*EXERCISE GOAL*. An exact reproduction of the data below is the required answer.

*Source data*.
━━━━━━━━━━━━━━━━

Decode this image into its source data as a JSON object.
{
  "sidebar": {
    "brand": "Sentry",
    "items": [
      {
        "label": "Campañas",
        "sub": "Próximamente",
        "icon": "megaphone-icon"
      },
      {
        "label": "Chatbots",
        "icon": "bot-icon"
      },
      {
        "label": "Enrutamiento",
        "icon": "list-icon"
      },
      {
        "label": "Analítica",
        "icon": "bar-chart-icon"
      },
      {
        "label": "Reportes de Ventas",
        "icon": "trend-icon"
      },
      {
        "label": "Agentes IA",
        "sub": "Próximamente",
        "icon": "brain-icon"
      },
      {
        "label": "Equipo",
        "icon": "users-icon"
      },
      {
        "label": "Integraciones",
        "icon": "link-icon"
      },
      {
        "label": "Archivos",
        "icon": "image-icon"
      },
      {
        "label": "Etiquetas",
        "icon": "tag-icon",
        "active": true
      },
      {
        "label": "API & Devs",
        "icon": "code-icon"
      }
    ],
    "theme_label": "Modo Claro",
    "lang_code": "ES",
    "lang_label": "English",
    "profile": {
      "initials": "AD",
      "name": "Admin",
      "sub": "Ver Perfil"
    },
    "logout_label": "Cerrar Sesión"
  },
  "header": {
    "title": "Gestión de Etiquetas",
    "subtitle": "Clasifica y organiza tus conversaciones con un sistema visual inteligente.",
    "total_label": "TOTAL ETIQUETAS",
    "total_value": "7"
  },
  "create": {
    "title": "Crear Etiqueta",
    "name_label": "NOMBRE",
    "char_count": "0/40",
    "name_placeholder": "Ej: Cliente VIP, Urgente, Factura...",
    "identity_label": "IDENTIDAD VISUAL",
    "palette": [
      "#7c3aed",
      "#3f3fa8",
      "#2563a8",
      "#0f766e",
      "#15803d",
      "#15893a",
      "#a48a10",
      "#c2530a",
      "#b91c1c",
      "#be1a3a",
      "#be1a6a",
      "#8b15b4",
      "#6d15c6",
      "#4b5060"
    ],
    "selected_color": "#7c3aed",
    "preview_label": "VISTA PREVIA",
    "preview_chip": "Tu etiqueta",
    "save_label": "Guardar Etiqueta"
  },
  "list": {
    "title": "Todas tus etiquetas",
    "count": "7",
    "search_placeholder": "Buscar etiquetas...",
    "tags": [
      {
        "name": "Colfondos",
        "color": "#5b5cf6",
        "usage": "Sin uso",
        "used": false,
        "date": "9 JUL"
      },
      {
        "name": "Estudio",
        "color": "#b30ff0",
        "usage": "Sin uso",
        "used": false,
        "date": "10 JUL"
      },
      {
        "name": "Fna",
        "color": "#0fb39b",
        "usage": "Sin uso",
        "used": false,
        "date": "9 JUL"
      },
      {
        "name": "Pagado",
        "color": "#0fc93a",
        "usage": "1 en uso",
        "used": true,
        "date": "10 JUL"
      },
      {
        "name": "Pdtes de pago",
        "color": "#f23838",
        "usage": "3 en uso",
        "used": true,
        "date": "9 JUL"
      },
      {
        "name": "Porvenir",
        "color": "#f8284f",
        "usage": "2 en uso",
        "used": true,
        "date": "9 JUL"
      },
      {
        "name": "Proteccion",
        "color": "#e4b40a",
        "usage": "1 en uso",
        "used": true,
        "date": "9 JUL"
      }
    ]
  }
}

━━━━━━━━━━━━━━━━

*ANSWER FOR THIS EXERCISE*.
Decode this image into its source data as a JSON object.
{
  "sidebar": {
    "brand": "Sentry",
    "items": [
      {
        "label": "Campañas",
        "sub": "Próximamente",
        "icon": "megaphone-icon"
      },
      {
        "label": "Chatbots",
        "icon": "bot-icon"
      },
      {
        "label": "Enrutamiento",
        "icon": "list-icon"
      },
      {
        "label": "Analítica",
        "icon": "bar-chart-icon"
      },
      {
        "label": "Reportes de Ventas",
        "icon": "trend-icon"
      },
      {
        "label": "Agentes IA",
        "sub": "Próximamente",
        "icon": "brain-icon"
      },
      {
        "label": "Equipo",
        "icon": "users-icon"
      },
      {
        "label": "Integraciones",
        "icon": "link-icon"
      },
      {
        "label": "Archivos",
        "icon": "image-icon"
      },
      {
        "label": "Etiquetas",
        "icon": "tag-icon",
        "active": true
      },
      {
        "label": "API & Devs",
        "icon": "code-icon"
      }
    ],
    "theme_label": "Modo Claro",
    "lang_code": "ES",
    "lang_label": "English",
    "profile": {
      "initials": "AD",
      "name": "Admin",
      "sub": "Ver Perfil"
    },
    "logout_label": "Cerrar Sesión"
  },
  "header": {
    "title": "Gestión de Etiquetas",
    "subtitle": "Clasifica y organiza tus conversaciones con un sistema visual inteligente.",
    "total_label": "TOTAL ETIQUETAS",
    "total_value": "7"
  },
  "create": {
    "title": "Crear Etiqueta",
    "name_label": "NOMBRE",
    "char_count": "0/40",
    "name_placeholder": "Ej: Cliente VIP, Urgente, Factura...",
    "identity_label": "IDENTIDAD VISUAL",
    "palette": [
      "#7c3aed",
      "#3f3fa8",
      "#2563a8",
      "#0f766e",
      "#15803d",
      "#15893a",
      "#a48a10",
      "#c2530a",
      "#b91c1c",
      "#be1a3a",
      "#be1a6a",
      "#8b15b4",
      "#6d15c6",
      "#4b5060"
    ],
    "selected_color": "#7c3aed",
    "preview_label": "VISTA PREVIA",
    "preview_chip": "Tu etiqueta",
    "save_label": "Guardar Etiqueta"
  },
  "list": {
    "title": "Todas tus etiquetas",
    "count": "7",
    "search_placeholder": "Buscar etiquetas...",
    "tags": [
      {
        "name": "Colfondos",
        "color": "#5b5cf6",
        "usage": "Sin uso",
        "used": false,
        "date": "9 JUL"
      },
      {
        "name": "Estudio",
        "color": "#b30ff0",
        "usage": "Sin uso",
        "used": false,
        "date": "10 JUL"
      },
      {
        "name": "Fna",
        "color": "#0fb39b",
        "usage": "Sin uso",
        "used": false,
        "date": "9 JUL"
      },
      {
        "name": "Pagado",
        "color": "#0fc93a",
        "usage": "1 en uso",
        "used": true,
        "date": "10 JUL"
      },
      {
        "name": "Pdtes de pago",
        "color": "#f23838",
        "usage": "3 en uso",
        "used": true,
        "date": "9 JUL"
      },
      {
        "name": "Porvenir",
        "color": "#f8284f",
        "usage": "2 en uso",
        "used": true,
        "date": "9 JUL"
      },
      {
        "name": "Proteccion",
        "color": "#e4b40a",
        "usage": "1 en uso",
        "used": true,
        "date": "9 JUL"
      }
    ]
  }
}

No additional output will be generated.